Whenever it comes up in conversation that I endured almost a decade of piano lessons as a child, people often get a wistful look on their faces, before saying something like, “Oh, it must be so great to just be able to sit at a piano and play.”
But strangely enough, lots of the memories I have of learning to play the piano involve things other than the actual sitting-and-playing part. If you were lucky enough to take piano lessons, perhaps you’ll know what I mean. Here is a brief run-down of some of my strongest memories of taking piano lessons:
- I remember the wrinkles on my piano teacher’s hands.
- I remember the face of the kid who had his lessons right before me.
- I remember the sound of the clock ticking during my exams.
- I remember scales.
For some reason, I really liked practicing scales. No matter how hard the pieces were that I was supposed to be learning, the scales never changed, and I loved that predictability. I could remember where the sharps and flats were. I could visualize them before even playing the scale. Maybe that’s why I love this song so much; it reminds me of the comforting up and down of playing scales.
What makes this a beautiful song:
1. The wandering time signature. I’m tempted to count it as regular 4/4, but because the notes in the right hand are sometimes grouped in fives, and sometimes in sevens, I keep losing track of where the downbeat is. It makes me feel a bit musically inept, as if I’ve just tied my own shoelaces together.
2. The vocal clip. The grainy old voice that urges us to memorize the spaces in the treble clef is a great contrast to the clear, echoing notes in the piano.
3. The subtle thuds that fade in as the song nears the 2-minute mark. Like a racing heartbeat.

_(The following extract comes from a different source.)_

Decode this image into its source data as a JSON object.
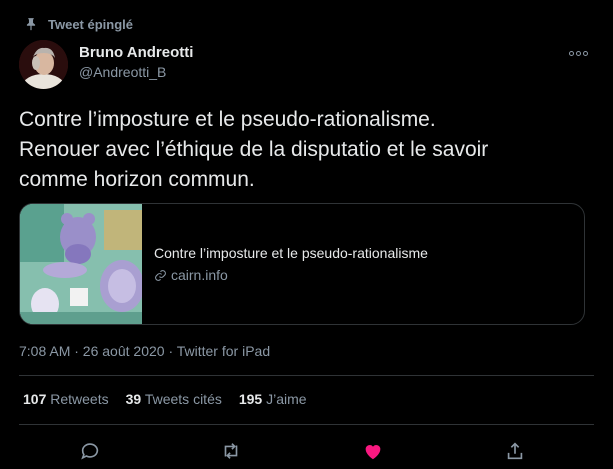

Recommended listening activity:
Sitting on a swing and turning around and around until you can’t turn anymore…and then letting yourself spin.